What "someone" told you is correct. Basically, you are giving unwanted visitors like slugs, snails, and rodents a free lunch with no benefit to your plants. The only benefit to the plants, in the long term, would be if earthworms are burying the material you put on the surface and it eventually decays (with a timescale of years, not days or weeks).
To make compost in the traditional way, you need a mixture of "green" plant material containing nitrogen, and "brown" plant material that is mostly cellulose (i.e. the main chemical component of wood). You then need to contain the mixture so that bacteria can break it down into chemicals that plants can use, and you need a large enough quantity of it so that it can reach high temperatures both the speed up the decomposition and to kill pathogens. The temperature can reach 50C or 120F in a fast-working compost pile.

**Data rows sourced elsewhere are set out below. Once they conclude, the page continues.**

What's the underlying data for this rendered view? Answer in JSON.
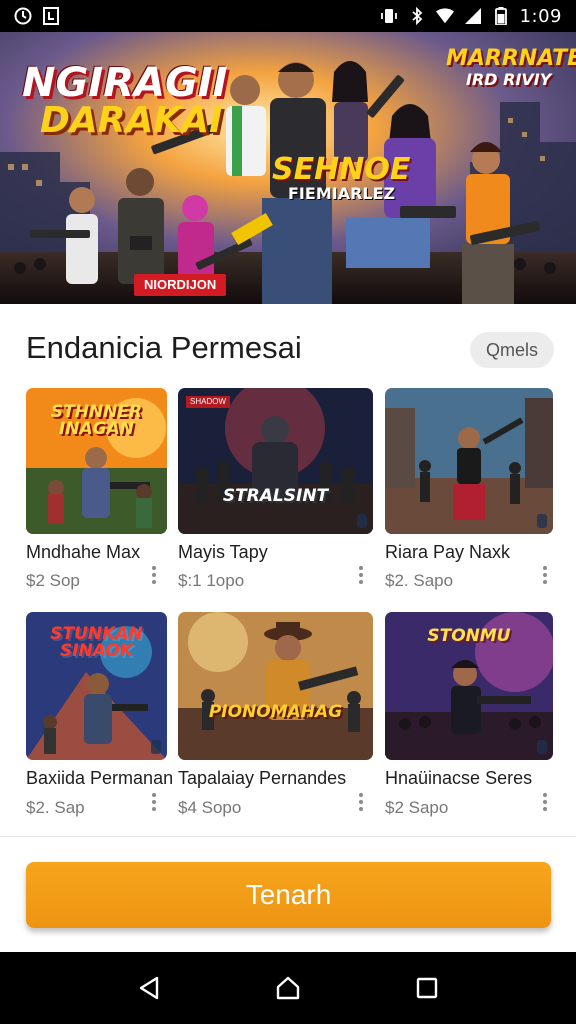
{
  "status_bar": {
    "time": "1:09",
    "icons": [
      "clock-icon",
      "notification-icon",
      "vibrate-icon",
      "bluetooth-icon",
      "wifi-icon",
      "signal-icon",
      "battery-icon"
    ]
  },
  "hero": {
    "title_line1": "NGIRAGII",
    "title_line2": "DARAKAI",
    "right_line1": "MARRNATE",
    "right_line2": "IRD RIVIY",
    "mid_line1": "SEHNOE",
    "mid_line2": "FIEMIARLEZ",
    "badge": "NIORDIJON"
  },
  "section": {
    "title": "Endanicia Permesai",
    "more_label": "Qmels"
  },
  "games": [
    {
      "name": "Mndhahe Max",
      "price": "$2 Sop",
      "art_title": "STHNNER INAGAN",
      "tag_tl": ""
    },
    {
      "name": "Mayis Tapy",
      "price": "$:1 1opo",
      "art_title": "STRALSINT",
      "tag_tl": "SHADOW"
    },
    {
      "name": "Riara Pay Naxk",
      "price": "$2. Sapo",
      "art_title": "",
      "tag_tl": ""
    },
    {
      "name": "Baxiida Permanan",
      "price": "$2. Sap",
      "art_title": "STUNKAN SINAOK",
      "tag_tl": ""
    },
    {
      "name": "Tapalaiay Pernandes",
      "price": "$4 Sopo",
      "art_title": "PIONOMAHAG",
      "tag_tl": ""
    },
    {
      "name": "Hnaüinacse Seres",
      "price": "$2 Sapo",
      "art_title": "STONMU",
      "tag_tl": ""
    }
  ],
  "cta": {
    "label": "Tenarh"
  },
  "nav": {
    "icons": [
      "back-icon",
      "home-icon",
      "recents-icon"
    ]
  },
  "colors": {
    "accent": "#f29a16",
    "hero_yellow": "#ffd21a",
    "hero_red": "#d31b24"
  }
}
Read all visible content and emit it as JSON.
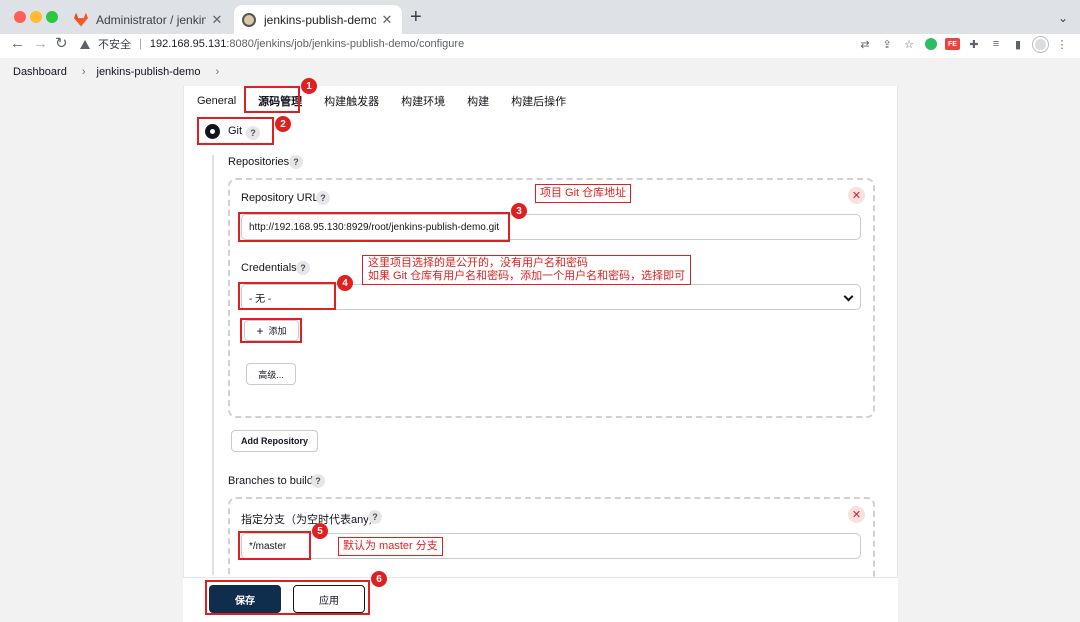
{
  "browser": {
    "tabs": [
      {
        "title": "Administrator / jenkins-publish",
        "close": "✕"
      },
      {
        "title": "jenkins-publish-demo Config [",
        "close": "✕"
      }
    ],
    "new_tab": "+",
    "tab_menu": "⌄",
    "insecure_label": "不安全",
    "url_separator": "|",
    "url_host": "192.168.95.131",
    "url_rest": ":8080/jenkins/job/jenkins-publish-demo/configure",
    "icons": [
      "translate-icon",
      "share-icon",
      "star-icon",
      "evernote-icon",
      "fe-extension-icon",
      "extensions-icon",
      "media-icon",
      "sidebar-icon",
      "avatar"
    ]
  },
  "breadcrumb": {
    "items": [
      "Dashboard",
      "jenkins-publish-demo"
    ],
    "separator": "›"
  },
  "config": {
    "tabs": [
      "General",
      "源码管理",
      "构建触发器",
      "构建环境",
      "构建",
      "构建后操作"
    ],
    "active_tab": "源码管理",
    "scm_option": "Git",
    "help": "?",
    "repositories_label": "Repositories",
    "repo": {
      "url_label": "Repository URL",
      "url_value": "http://192.168.95.130:8929/root/jenkins-publish-demo.git",
      "credentials_label": "Credentials",
      "credentials_value": "- 无 -",
      "add_button": "添加",
      "add_icon": "+",
      "advanced_button": "高级...",
      "delete_icon": "✕"
    },
    "add_repository_button": "Add Repository",
    "branches_label": "Branches to build",
    "branch": {
      "label": "指定分支（为空时代表any）",
      "value": "*/master",
      "delete_icon": "✕"
    },
    "save_button": "保存",
    "apply_button": "应用"
  },
  "annotations": {
    "badges": [
      "1",
      "2",
      "3",
      "4",
      "5",
      "6"
    ],
    "note_repo": "项目 Git 仓库地址",
    "note_credentials_1": "这里项目选择的是公开的，没有用户名和密码",
    "note_credentials_2": "如果 Git 仓库有用户名和密码，添加一个用户名和密码，选择即可",
    "note_branch": "默认为 master 分支",
    "color": "#e02020"
  }
}
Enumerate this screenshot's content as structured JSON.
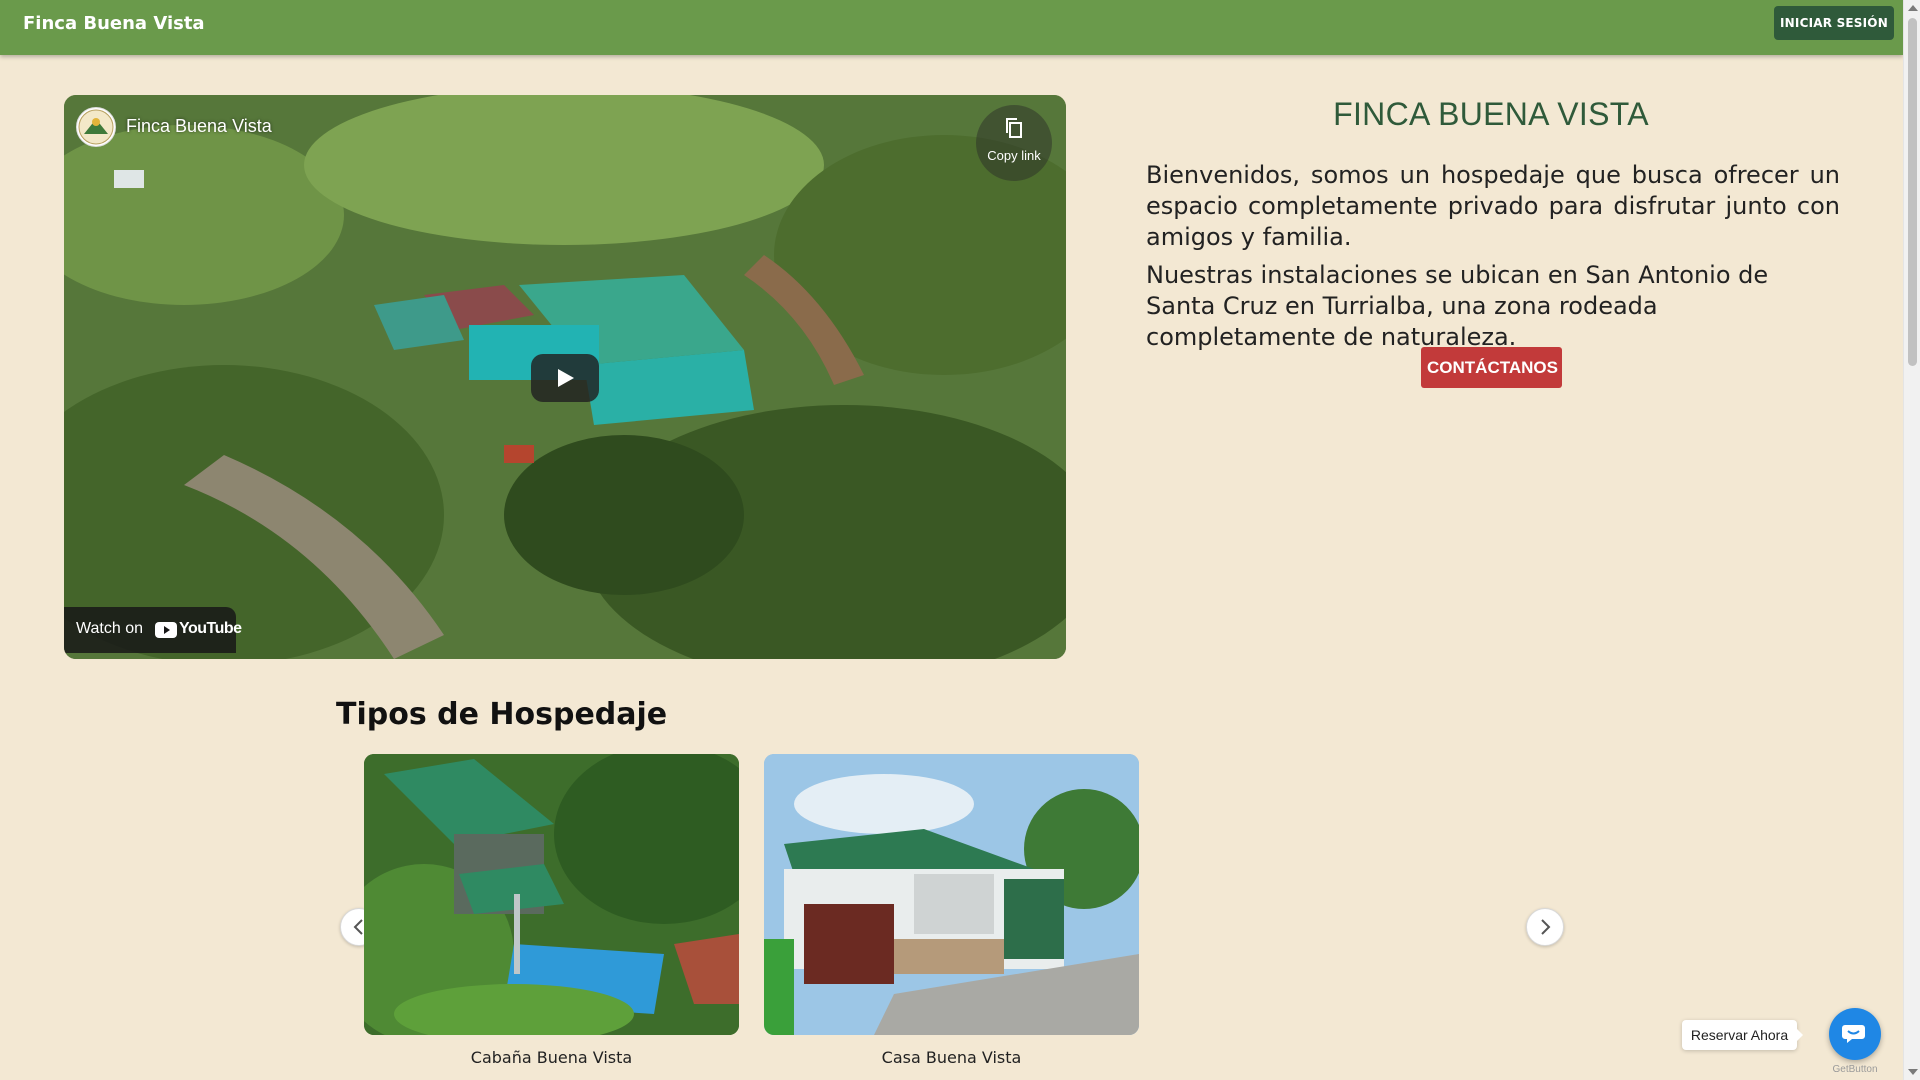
{
  "navbar": {
    "brand": "Finca Buena Vista",
    "login_label": "INICIAR SESIÓN"
  },
  "video": {
    "channel_title": "Finca Buena Vista",
    "copy_link_label": "Copy link",
    "watch_on_label": "Watch on",
    "youtube_label": "YouTube"
  },
  "intro": {
    "heading": "FINCA BUENA VISTA",
    "paragraph1": "Bienvenidos, somos un hospedaje que busca ofrecer un espacio completamente privado para disfrutar junto con amigos y familia.",
    "paragraph2": "Nuestras instalaciones se ubican en San Antonio de Santa Cruz en Turrialba, una zona rodeada completamente de naturaleza.",
    "contact_label": "CONTÁCTANOS"
  },
  "lodging": {
    "title": "Tipos de Hospedaje",
    "cards": [
      {
        "caption": "Cabaña Buena Vista"
      },
      {
        "caption": "Casa Buena Vista"
      }
    ]
  },
  "chat_widget": {
    "reserve_label": "Reservar Ahora",
    "powered_by": "GetButton"
  },
  "colors": {
    "navbar": "#6a9a4b",
    "login_button": "#2f5a3a",
    "page_background": "#f3e8d3",
    "heading": "#2f5a3a",
    "contact_button": "#c23a3a",
    "chat_button": "#1f87e5"
  }
}
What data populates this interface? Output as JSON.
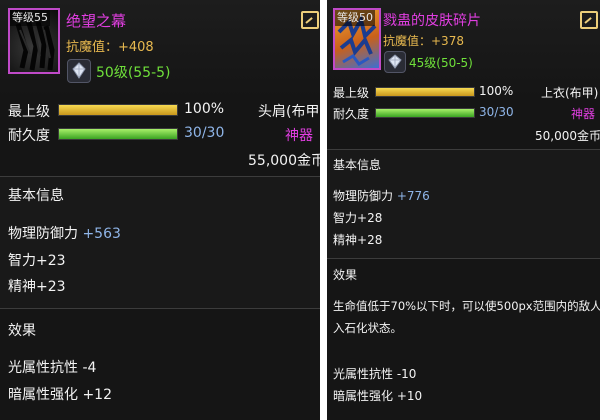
{
  "left": {
    "level_badge": "等级55",
    "name": "绝望之幕",
    "resist": "抗魔值：+408",
    "gem_label": "50级(55-5)",
    "min_level_label": "最上级",
    "durability_label": "耐久度",
    "grade_percent": "100%",
    "durability_value": "30/30",
    "slot": "头肩(布甲)",
    "rarity": "神器",
    "price": "55,000金币",
    "basic_info_title": "基本信息",
    "stats": [
      {
        "name": "物理防御力",
        "value": "+563"
      },
      {
        "name": "智力",
        "value": "+23"
      },
      {
        "name": "精神",
        "value": "+23"
      }
    ],
    "effect_title": "效果",
    "effects": [
      "光属性抗性 -4",
      "暗属性强化 +12"
    ]
  },
  "right": {
    "level_badge": "等级50",
    "name": "戮蛊的皮肤碎片",
    "resist": "抗魔值：+378",
    "gem_label": "45级(50-5)",
    "min_level_label": "最上级",
    "durability_label": "耐久度",
    "grade_percent": "100%",
    "durability_value": "30/30",
    "slot": "上衣(布甲)",
    "rarity": "神器",
    "price": "50,000金币",
    "basic_info_title": "基本信息",
    "stats": [
      {
        "name": "物理防御力",
        "value": "+776"
      },
      {
        "name": "智力",
        "value": "+28"
      },
      {
        "name": "精神",
        "value": "+28"
      }
    ],
    "effect_title": "效果",
    "effect_desc_line1": "生命值低于70%以下时，可以使500px范围内的敌人进",
    "effect_desc_line2": "入石化状态。",
    "effects": [
      "光属性抗性 -10",
      "暗属性强化 +10"
    ]
  },
  "bars": {
    "grade_fill": 1.0,
    "durability_fill": 1.0
  },
  "colors": {
    "name_purple": "#e03ee0",
    "resist_gold": "#e8b94f",
    "gem_green": "#6fe03a",
    "stat_blue": "#8fb5e8",
    "rarity_magenta": "#e03ee0"
  },
  "icons": [
    "item-thumbnail",
    "gem-icon",
    "share-icon"
  ]
}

The decomposition process takes several months to complete, or even years is the mix of "green" and "brown" plant material is not optimum. The mix of "green" and "brown" is important to provide the correct carbon-to-nitrogen ratio for the bacteria to process. Too much "brown" will not produce any composting activity, and too much "green" will create a wet anaerobic mess, which will rot down slowly, and probably smell terrible, instead of forming compost which is relatively dry and odour-free.
Animal food waste or waste dairy products is not necessary for traditional compost, and can be harmful if it attracts predators.
You can make "traditional" compost in a container (e.g. a plastic bin) rather than an outdoor heap of material, but you need a minimum volume of about 4 cubic feet (100 liters) for the process to work efficiently.
If you don't have the space, or a big enough supply of waste, for the traditional method to work properly, two alternatives (which you can do indoors) are a wormery, or the Japanese Bokashi system. Google for companies that supply the equipment to set up these systems.